Sorry for all the questions. I really like the idea of the project. I’ve been using Rust at work for a while now and figured I could contribute here. I’m trying to understand where it fits in the broader project, and whether it’s something worth investing more time in.


The file you’re referencing (sentence-collector.txt - 10836 sentences) is the export from the Sentence Collector. Those are the manually uploaded sentences. That’s also what the date 2020-06-11 refers to.

The Wikipedia extract (done through the Sentence Extractor - see this PR) you can find in the file. That contains 1172326 sentences. That import was done on July 19th 2019, so we could only use articles created in roughly the last year if we re-did the export.

I’d say it definitely is, as it allows way more sentences to be extracted, and it also would in theory support other data sources. However not all languages have a lot of articles on Wikipedia, that’s why the Sentence Collector is helpful too. The most important issue for the Sentence Extractor to look into is if you want to have a look and have any feedback for that.

Awesome, it’s not as bad as I thought then haha. Thanks for your answer!

I’ll take a look at that issue, although it’s not within my domain at all.

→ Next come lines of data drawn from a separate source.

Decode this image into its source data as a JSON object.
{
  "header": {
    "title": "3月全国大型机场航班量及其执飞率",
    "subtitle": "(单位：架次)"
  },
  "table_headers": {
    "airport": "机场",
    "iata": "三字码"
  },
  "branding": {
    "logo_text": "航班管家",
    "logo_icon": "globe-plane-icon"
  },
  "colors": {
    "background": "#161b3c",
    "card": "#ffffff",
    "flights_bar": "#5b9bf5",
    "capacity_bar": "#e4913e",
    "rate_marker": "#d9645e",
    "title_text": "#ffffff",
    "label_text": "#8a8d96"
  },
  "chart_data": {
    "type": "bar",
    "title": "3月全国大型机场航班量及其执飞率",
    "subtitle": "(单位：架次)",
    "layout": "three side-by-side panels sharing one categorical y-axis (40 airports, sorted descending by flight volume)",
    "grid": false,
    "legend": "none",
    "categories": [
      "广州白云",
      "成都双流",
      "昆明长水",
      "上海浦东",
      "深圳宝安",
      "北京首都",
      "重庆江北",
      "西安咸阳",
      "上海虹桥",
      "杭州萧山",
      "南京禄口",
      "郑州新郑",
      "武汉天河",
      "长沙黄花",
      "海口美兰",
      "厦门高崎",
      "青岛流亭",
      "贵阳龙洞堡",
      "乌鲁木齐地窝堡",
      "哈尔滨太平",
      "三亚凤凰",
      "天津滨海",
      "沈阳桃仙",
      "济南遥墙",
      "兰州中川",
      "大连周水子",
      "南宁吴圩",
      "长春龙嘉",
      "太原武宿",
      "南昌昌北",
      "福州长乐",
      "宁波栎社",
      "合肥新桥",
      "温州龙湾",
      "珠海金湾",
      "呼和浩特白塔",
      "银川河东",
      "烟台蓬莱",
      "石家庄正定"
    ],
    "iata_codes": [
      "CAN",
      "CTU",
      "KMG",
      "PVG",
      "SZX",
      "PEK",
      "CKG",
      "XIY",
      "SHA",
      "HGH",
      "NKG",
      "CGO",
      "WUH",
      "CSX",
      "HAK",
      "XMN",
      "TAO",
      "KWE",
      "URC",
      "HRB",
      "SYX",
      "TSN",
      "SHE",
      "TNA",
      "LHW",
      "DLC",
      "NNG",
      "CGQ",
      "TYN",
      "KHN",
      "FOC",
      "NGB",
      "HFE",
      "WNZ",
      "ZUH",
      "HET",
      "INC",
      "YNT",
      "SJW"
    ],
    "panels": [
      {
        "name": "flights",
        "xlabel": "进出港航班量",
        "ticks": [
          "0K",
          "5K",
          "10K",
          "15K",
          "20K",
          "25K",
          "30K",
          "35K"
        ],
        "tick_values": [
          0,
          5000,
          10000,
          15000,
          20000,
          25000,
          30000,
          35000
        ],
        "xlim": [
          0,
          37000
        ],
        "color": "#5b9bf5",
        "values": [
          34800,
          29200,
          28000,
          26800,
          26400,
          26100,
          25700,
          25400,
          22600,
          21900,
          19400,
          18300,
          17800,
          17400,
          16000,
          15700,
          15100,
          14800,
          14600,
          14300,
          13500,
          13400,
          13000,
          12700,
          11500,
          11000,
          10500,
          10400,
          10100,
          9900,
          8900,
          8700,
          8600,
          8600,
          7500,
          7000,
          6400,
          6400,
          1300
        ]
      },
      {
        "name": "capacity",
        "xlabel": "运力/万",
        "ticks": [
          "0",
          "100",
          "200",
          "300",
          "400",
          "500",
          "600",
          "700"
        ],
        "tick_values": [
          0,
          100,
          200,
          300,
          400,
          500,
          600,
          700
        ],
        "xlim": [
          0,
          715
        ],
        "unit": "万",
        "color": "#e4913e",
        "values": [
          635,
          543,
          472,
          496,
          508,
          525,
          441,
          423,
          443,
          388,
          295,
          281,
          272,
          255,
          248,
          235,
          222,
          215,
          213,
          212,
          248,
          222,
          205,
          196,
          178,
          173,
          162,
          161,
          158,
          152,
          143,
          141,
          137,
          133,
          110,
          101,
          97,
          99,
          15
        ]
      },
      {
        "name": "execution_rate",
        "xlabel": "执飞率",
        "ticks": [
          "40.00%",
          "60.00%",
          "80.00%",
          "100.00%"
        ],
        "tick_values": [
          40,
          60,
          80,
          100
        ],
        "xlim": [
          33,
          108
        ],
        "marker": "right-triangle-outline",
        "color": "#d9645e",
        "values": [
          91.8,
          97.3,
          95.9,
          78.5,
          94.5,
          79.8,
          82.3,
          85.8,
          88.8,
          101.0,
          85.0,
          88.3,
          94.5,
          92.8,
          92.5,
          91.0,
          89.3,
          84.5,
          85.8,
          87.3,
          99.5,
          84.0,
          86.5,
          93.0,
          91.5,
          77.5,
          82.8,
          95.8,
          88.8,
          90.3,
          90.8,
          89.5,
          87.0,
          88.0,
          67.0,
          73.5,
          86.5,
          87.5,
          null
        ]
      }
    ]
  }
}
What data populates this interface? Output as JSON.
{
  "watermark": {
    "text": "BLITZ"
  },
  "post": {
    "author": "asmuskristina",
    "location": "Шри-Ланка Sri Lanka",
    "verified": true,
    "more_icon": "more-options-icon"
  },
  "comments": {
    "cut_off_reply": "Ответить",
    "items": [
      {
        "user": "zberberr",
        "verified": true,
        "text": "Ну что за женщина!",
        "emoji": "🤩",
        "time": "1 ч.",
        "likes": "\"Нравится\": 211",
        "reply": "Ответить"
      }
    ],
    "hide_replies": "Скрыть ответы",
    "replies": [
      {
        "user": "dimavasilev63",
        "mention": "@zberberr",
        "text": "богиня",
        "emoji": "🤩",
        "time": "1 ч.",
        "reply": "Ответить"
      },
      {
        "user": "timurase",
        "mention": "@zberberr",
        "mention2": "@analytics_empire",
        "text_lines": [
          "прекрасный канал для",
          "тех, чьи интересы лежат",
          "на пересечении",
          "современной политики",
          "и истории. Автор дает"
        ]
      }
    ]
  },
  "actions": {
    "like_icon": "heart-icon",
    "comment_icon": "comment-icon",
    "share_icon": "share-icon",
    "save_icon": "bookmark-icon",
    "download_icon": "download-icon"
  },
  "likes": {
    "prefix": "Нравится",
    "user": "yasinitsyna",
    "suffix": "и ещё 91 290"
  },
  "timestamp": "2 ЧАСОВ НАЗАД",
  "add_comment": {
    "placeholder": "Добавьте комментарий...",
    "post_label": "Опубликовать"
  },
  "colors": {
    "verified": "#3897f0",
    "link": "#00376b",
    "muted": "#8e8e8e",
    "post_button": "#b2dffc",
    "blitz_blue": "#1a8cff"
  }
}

I may start by going at some of the other open issues that seem easier, at least to get my feet wet in the codebase.